The load is actually the air pressing on a wing membrane as the wing is pushed up or pulled down, though my issue was most evident when pushing up.
The effort is applied from below, where the connecting rods connect to each wing.
The non-obvious lever in my ornithopter turned out to be a combination of two different classes of levers, a class 2 and 3 lever, both of which exist in each wing.
Class 2 Lever
The class 2 lever is the section from the fulcrum to where the effort is applied by the connecting rod connected to the wing. The load which makes it a class 2 lever is the air pressure on the section of wing extending back between those two points. This fits the definition of a class 2 lever because the load is in the middle, between the fulcrum and the effort.
Class 3 Lever
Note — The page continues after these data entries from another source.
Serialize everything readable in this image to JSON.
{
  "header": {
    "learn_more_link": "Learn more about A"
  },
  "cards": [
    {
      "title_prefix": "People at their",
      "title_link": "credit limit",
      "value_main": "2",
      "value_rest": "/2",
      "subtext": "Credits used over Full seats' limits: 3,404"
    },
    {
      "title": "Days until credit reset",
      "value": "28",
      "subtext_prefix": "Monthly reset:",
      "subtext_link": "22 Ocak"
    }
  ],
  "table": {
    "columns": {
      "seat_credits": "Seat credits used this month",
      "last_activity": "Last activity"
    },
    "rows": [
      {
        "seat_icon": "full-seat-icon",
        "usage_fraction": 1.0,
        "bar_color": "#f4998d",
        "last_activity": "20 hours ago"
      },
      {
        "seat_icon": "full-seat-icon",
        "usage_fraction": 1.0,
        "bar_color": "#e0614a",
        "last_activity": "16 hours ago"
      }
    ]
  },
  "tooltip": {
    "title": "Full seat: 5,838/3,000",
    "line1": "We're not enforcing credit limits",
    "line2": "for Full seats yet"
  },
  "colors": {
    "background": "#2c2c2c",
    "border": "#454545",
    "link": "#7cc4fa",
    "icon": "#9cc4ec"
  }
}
The class 3 lever is again formed by the fulcrum and the effort at the connecting rod, but the load is the air pressure on the wing on the side farther from the effort in the opposite direction of the fulcrum. This fits the definition of a class 3 lever because the effort is in the middle, between the load and the fulcrum.
Seeing Levers Everywhere
So while levers don’t always stand out, they are found in a large number of places. That’s doubtless due to how useful they are. We’d like to hear in the comments below where you’ve used levers or which surprising places you’ve found them in.
If you’re anything like us, you feel slightly guilty when you send a job to a printer only to find that twenty pages have printed wrong. Maybe it’s a typo, maybe it’s the dreaded landscape versus portrait issue. Whatever it is, trees died for your mistake, and there’s nothing you can do about it except to recycle the waste. But first, wipe that guilt away by using this one-stroke paper airplane maker to equip the whole office for an epic air battle.
We have to admit, automated paper handling has always fascinated us. The idea that a printer can reliably (sometimes) feed individual sheets of a stack is a testament to good design, and don’t even get us started about automatic paper folding. [Jerry de Vos]’ paper airplane maker doesn’t drive the sheets through the folder — that’s up to the user. But the laser-cut plywood jig does all the dirty work of creating a paper airplane. The sheet is clipped to an arm that pulls the paper through a series of ramps and slots that force the paper gently into the five folds needed for the classic paper dart. It’s fascinating to watch, and even though everyone seems to be using it very gingerly lest the paper tear, we can see how adding some rollers and motors from a scrapped printer could entirely automate the process. Think of the fun a ream of paper could provide around the office then.
Neural networks are a core area of the artificial intelligence field. They can be trained on abstract data sets and be put to all manner of useful duties, like driving cars while ignoring road hazards or identifying cats in images. Recently, a biologist approached AI researcher [Janelle Shane] with a problem – could she help him name some tomatoes?
It’s a problem with a simple cause – like most people, [Darren] enjoys experimenting with tomato genetics, and thus requires a steady supply of names to designate the various varities produced in this work. It can be taxing on the feeble human brain, so a silicon-based solution is ideal.
[Janelle] decided to use the char-rnn library built by [Andrej Karpathy] to do the heavy lifting. After training it on a list of over 11,000 existing tomato varieties, the neural network was then asked to strike out on its own.
The results are truly fantastic – whether you’re partial to a Speckled Garfech or you prefer the smooth flavor of the Golden Pow, there’s a tomato to suit your tastes. When the network was retrained with additional content in the form of names of metal bands, the results get even better – it’s only a matter of time before Angels of Saucing reach a supermarket shelf near you.